Nov. 18, 2015 (EIRNS)—Prof. William K. Black, a professor of Economics and Law at the University of Missouri (Kansas City), and former bank regulaor, was interviewed on the Real News Network on Nov. 16. Black was asked to comment on Sen. Elizabeth Warren’s exposure of and attack on the Dodd-Frank Act’s so-called "Swaps Pushout Rule" at the end of 2014. This repeal allowed the five biggest U.S. bank, which are to keep $10 trillion in swaps trades on their books — insured by the FDIC, which taxpayers could be forced to bail out in the next crash.

Prof. Black explained Wall Street’s successful push to keep their swaps under FDIC protection like this: "To put this in context, this is one of the byproducts of the repeal of Glass-Steagall. So, Glass-Steagall was the law passed in the Great Depression after another investigation about what helped cause the Great Depression. And it said we shouldn’t be providing deposit insurance, a Federal subsidy, to banks when they’re out owning things and competing with other businesses. That doesn’t make any sense. It would distort competition; give them an advantage, and it would put us at enormous risk, and it would create lots of conflicts-of-interest. And Glass-Steagall worked brilliantly for decades, but then in— near, the end of the President Clinton’s term in office, he eagerly worked with the Republicans to get rid of Glass-Steagall.
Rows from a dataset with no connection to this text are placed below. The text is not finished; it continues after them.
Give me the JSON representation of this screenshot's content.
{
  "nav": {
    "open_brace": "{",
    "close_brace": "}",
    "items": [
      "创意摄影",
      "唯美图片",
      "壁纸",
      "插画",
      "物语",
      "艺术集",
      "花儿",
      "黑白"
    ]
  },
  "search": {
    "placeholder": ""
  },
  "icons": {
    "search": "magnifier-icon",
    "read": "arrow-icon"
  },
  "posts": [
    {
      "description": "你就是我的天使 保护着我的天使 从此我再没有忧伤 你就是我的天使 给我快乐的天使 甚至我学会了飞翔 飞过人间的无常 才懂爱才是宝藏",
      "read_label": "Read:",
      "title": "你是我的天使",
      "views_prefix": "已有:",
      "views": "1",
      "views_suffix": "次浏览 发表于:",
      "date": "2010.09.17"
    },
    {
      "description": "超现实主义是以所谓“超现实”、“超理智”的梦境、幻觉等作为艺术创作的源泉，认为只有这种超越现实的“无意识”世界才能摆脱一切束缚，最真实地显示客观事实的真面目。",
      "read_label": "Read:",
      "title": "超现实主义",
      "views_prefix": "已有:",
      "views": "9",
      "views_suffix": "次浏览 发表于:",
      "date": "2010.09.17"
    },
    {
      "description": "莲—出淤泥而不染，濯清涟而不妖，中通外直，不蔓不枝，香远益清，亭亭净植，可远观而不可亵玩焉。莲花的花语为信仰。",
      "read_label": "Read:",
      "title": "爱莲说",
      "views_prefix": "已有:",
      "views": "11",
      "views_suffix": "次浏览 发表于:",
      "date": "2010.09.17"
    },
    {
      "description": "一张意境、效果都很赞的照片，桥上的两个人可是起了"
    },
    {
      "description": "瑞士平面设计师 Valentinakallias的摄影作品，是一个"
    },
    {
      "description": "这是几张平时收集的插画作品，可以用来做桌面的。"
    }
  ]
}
"Then came, of course, the current financial crisis. And you would have thought that we would have reinstated Glass-Steagall. But President Obama and the Republicans agreed that they would not bring Glass-Steagall back. So Paul Volcker, former chairman of the Federal Reserve, and someone President Obama had touted in his first campaign, that Paul Volcker—by then the most prestigious finance expert in the world—was serving as an economic advisor to the president. So Paul Volcker said, well, if you aren’t willing to bring back Glass-Steagall, you should at least prevent what’s called proprietary trading in derivatives. And that means trading for the bank’s own purposes. And so we got the Volcker Rule and restrictions on swaps (a form of financial derivative.)"

Black explained that the most common swap is an interest rate swap, in which one party, usually a bank, swaps with another party, usually a bank. "One gets a fixed rate of interest, and the other gets a variable rate, usually based off of the LIBOR, and other fraud we’ve talked about. So when they [gimmicked] the LIBOR rates, the $10 trillion figure that we talked about is a subset of the $350 trillion in derivatives that they were manipulating...

"Now, it’s really bad; the best Volcker could do, but it’s not very good. Because once you don’t have Glass-Steagall, and the rule is, whether it’s the bank is trading for its own account or whether it’s hedging—well, you can call almost anything a hedge, and obey the Volcker rule, and frankly, obey much of the swap rule as well. So, there’s a bit of a question whether even without the repeal that you talked about, whether the law would have been effective. But of course—they, being Wall Street, wanted to make absolutely sure it was ineffective. So they got this repeal... [which] was a very high priority, and they literally drafted the great bulk of the legislation that did this.

"And this was done somewhat over the resistance of the Obama administration, because the Republicans were holding the budget hostage. But in truth, major parts of the Obama administration— which is to say Treasury and the chiefs of staff—have typically opposed the Volcker rule. [They] Hate Glass-Steagall..."